“We weren’t going to answer these questions in one night of discussion,” she said in her statement.
Capó Crucet said that after the session, she was moved out of the lodging the university had arranged for her in town into another hotel and that later she learned “a crowd had formed outside her original accommodations.” She also saw the videos of the book burning.
She added that many students at the campus had told her “how much the story of the novel’s protagonist mirrored their own.”
“To think of those students watching as a group of their peers burned that story — effectively erasing them on the campus they are expected to think of as a safe space — feels devastating,” she wrote.
Georgia Southern said in a statement to NBC News on Saturday that book burning does not align with its values, but that “it’s within the students’ First Amendment rights.”
University President Kyle Marrero said in an email to the college community on Friday that many students as well as members of the campus faculty and staff “are concerned and disappointed about the incidents.”
Marrero, who is Puerto Rican, said the incidents are “another example of freedom of expression and a continuing debate of differing ideas, which are tenets of our ongoing efforts to align with our values and initiatives encompassing inclusive excellence.”
Among those expressing disappointment were honors program students, who said in a statement, “Book burning is never an act done out of respect.”
“Learning can only occur when we strive to listen and understand one another in an atmosphere of civility and respect,” the statement said.
Capó Crucet was scheduled to deliver a similar talk at the university’s Savannah campus later this week.
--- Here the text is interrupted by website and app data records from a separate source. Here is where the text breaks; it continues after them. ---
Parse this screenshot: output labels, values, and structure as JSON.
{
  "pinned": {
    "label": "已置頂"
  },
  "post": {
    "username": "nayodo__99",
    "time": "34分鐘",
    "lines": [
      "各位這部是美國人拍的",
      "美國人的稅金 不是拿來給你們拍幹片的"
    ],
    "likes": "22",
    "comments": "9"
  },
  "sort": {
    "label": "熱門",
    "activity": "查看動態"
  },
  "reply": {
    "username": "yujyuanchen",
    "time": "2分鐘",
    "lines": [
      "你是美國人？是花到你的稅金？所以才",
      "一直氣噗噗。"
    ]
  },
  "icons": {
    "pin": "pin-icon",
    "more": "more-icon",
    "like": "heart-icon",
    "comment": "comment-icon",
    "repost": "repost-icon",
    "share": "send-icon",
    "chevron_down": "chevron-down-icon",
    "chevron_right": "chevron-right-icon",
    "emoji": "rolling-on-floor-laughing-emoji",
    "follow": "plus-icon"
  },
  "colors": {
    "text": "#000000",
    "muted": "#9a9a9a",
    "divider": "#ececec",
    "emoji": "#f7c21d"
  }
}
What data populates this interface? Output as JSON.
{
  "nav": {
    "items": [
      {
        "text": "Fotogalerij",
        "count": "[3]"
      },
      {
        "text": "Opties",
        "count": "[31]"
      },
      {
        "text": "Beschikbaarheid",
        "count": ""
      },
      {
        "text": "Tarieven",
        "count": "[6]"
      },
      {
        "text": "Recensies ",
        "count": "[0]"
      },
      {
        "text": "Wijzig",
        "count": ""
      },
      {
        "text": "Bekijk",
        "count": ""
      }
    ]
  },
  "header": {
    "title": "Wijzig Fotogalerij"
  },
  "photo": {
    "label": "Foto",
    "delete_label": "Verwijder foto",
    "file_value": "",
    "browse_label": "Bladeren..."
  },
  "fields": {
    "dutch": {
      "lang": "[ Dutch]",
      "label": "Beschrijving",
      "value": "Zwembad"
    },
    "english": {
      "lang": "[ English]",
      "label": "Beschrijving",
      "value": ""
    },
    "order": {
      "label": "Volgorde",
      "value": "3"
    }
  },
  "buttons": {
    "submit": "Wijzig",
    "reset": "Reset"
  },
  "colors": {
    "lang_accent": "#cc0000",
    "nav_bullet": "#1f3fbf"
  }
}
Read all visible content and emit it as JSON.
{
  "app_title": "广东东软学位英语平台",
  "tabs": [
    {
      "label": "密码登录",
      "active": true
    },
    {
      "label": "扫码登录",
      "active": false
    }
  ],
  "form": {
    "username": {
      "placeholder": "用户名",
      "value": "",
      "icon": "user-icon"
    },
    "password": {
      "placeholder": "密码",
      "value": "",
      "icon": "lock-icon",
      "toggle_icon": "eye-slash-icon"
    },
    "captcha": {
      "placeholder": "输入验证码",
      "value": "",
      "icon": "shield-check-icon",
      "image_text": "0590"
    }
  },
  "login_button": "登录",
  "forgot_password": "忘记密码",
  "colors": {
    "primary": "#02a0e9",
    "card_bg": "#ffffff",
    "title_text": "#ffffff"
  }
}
Jennifer Wise, a university spokeswoman, told NBC the author’s team had canceled the second appearance.
Capó Crucet, who teaches at the University of Nebraska, tweeted on Thursday that the event was canceled because “the administration said they could not guarantee my safety or the safety of its students on campus because of open carry laws.” A 2017 Georgia law lets people with a state concealed-weapons permit carry guns on parts of public college campuses.
“Make Your Home Among Strangers” touches on issues around white privilege and racism and is based on Capó Crucet’s own life.
She was the first person in her family to be born in the United States after her family moved to Florida from Cuba. After growing up in Hialeah, a suburb of Miami that is majority Latino, Capó Crucet experienced somewhat of a culture shock as a first-generation student at Cornell University, which has a Latino student population of roughly 13 percent.
“The barriers that minority students face at majority-white colleges and universities are well documented,” said Georgia Southern’s writing and linguistics department in a statement. “We regret that Crucet’s experience in Statesboro ended as it did. We call on students to remain civil in disagreement, even on difficult issues.”
At the campus Capó Crucet visited, Latino students made up roughly 6 percent of enrollment in 2017, according to data on the university’s website. The university as a whole had Latino enrollment of 6.4 percent.
Associated Press contributed.